The number of Americans applying for unemployment benefits has hit its lowest level since the pandemic began, the Labor Department reported Thursday.
First-time claims for unemployment insurance totaled 547,000, significantly below the Dow Jones estimate for 603,000, putting the economy on track to return to pre-pandemic levels sooner than experts anticipated.
“For a second straight week, new jobless claims have posted a surprising decline, slumping to a new pandemic low.,” Bankrate’s senior economic analyst Mark Hamrick said in a statement. “The US has excelled by boosting both national and global growth prospects for this year, delivering vaccines and seeing progress in the battle against COVID-19.”
The latest numbers also reflect an improving job market in which layoffs are subsiding.
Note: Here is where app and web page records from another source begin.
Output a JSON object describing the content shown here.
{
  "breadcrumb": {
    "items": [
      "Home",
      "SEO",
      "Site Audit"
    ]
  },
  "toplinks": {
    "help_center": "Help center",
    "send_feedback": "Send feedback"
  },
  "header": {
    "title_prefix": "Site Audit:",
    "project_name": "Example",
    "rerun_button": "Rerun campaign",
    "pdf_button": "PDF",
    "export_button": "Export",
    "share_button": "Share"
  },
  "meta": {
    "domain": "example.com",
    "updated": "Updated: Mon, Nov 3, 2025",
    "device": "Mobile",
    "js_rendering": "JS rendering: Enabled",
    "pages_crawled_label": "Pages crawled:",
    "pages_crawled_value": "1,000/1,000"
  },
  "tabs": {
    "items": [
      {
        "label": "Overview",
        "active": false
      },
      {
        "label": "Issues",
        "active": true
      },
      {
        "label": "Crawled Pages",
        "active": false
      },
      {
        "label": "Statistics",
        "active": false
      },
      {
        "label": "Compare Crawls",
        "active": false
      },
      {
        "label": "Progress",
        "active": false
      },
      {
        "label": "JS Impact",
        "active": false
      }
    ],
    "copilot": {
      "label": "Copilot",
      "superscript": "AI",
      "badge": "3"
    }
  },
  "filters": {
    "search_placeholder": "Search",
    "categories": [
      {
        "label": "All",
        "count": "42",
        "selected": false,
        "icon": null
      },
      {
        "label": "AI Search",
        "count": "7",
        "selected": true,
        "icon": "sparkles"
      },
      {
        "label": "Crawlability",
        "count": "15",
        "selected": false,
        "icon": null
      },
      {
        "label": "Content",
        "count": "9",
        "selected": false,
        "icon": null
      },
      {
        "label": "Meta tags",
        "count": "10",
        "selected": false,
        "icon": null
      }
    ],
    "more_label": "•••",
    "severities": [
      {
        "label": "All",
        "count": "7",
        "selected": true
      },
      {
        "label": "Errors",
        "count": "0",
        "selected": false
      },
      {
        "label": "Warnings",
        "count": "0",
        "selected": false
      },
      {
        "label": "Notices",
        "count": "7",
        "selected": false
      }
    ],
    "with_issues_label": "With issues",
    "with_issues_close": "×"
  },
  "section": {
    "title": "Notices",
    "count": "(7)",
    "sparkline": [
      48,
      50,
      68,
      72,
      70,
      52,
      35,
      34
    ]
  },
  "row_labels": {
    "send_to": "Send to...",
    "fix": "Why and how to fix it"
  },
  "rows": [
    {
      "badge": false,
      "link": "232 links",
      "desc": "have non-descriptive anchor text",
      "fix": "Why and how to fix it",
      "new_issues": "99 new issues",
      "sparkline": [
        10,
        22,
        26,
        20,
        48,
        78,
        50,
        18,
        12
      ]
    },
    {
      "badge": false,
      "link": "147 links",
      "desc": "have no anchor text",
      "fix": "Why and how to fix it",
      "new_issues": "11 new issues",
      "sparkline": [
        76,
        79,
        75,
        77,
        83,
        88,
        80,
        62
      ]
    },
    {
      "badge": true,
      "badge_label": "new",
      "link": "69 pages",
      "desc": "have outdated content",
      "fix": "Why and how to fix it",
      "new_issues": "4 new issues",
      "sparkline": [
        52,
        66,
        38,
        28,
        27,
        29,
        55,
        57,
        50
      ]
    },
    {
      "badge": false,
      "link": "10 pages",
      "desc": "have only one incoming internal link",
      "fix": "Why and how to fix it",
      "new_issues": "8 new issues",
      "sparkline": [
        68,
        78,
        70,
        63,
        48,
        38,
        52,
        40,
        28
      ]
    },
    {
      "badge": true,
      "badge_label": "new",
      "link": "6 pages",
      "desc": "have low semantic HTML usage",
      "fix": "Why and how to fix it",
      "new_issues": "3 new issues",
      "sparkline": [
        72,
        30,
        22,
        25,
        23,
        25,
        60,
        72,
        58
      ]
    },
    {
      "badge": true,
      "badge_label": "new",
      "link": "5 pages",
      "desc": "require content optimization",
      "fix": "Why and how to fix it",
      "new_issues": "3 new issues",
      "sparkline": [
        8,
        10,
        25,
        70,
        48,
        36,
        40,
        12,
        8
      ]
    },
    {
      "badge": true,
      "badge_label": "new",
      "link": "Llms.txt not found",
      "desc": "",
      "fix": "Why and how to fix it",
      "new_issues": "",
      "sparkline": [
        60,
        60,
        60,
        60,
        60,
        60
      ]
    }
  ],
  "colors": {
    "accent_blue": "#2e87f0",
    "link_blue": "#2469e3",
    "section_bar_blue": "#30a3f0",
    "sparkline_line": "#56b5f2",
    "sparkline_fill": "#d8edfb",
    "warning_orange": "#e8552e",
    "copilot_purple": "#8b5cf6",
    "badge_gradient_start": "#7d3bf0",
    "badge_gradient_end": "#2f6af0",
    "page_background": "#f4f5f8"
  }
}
Weekly jobless claims are down sharply from a peak of 900,000 in early January but they are still far above the roughly 250,000 level before last March when the virus first began spreading in the US.
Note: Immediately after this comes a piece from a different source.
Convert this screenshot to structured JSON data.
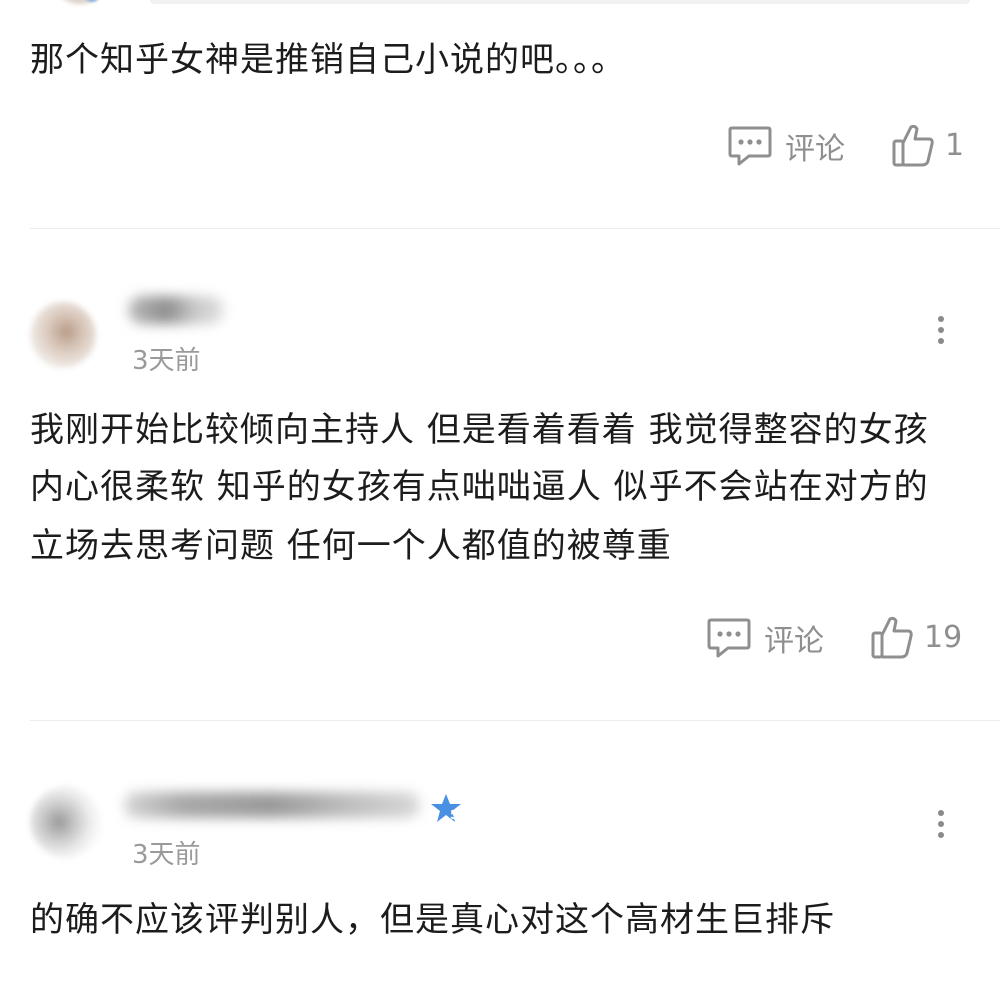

The overall job market is making steady gains. Last month, the nation’s employers added 916,000 jobs, the most since August, in a sign that a sustained recovery is taking hold. The unemployment rate fell from 6.2 percent to 6 percent, well below the pandemic peak of nearly 15 percent.
Most unemployment benefits continue to go low-income workers and people of color, experts said. About 8 million fewer people are working compared with pre-COVID-19 levels.
At the same time, many lower-wage jobs are not being filled, with employers — particularly hospitality industry related businesses — complaining that they can’t hire enough people right now.
Many states have struggled to clear backlogs of unemployment applications, and suspected fraud has clouded the actual volume of job cuts. In addition, a supplemental $300-a-week federal jobless payment, on top of regular state unemployment aid, might have encouraged more people to apply for benefits.
About 17.4 million people were continuing to collect unemployment benefits in the week that ended April 3, the latest period for which data is available, up from 16.9 million in the previous week.
With the Associated Press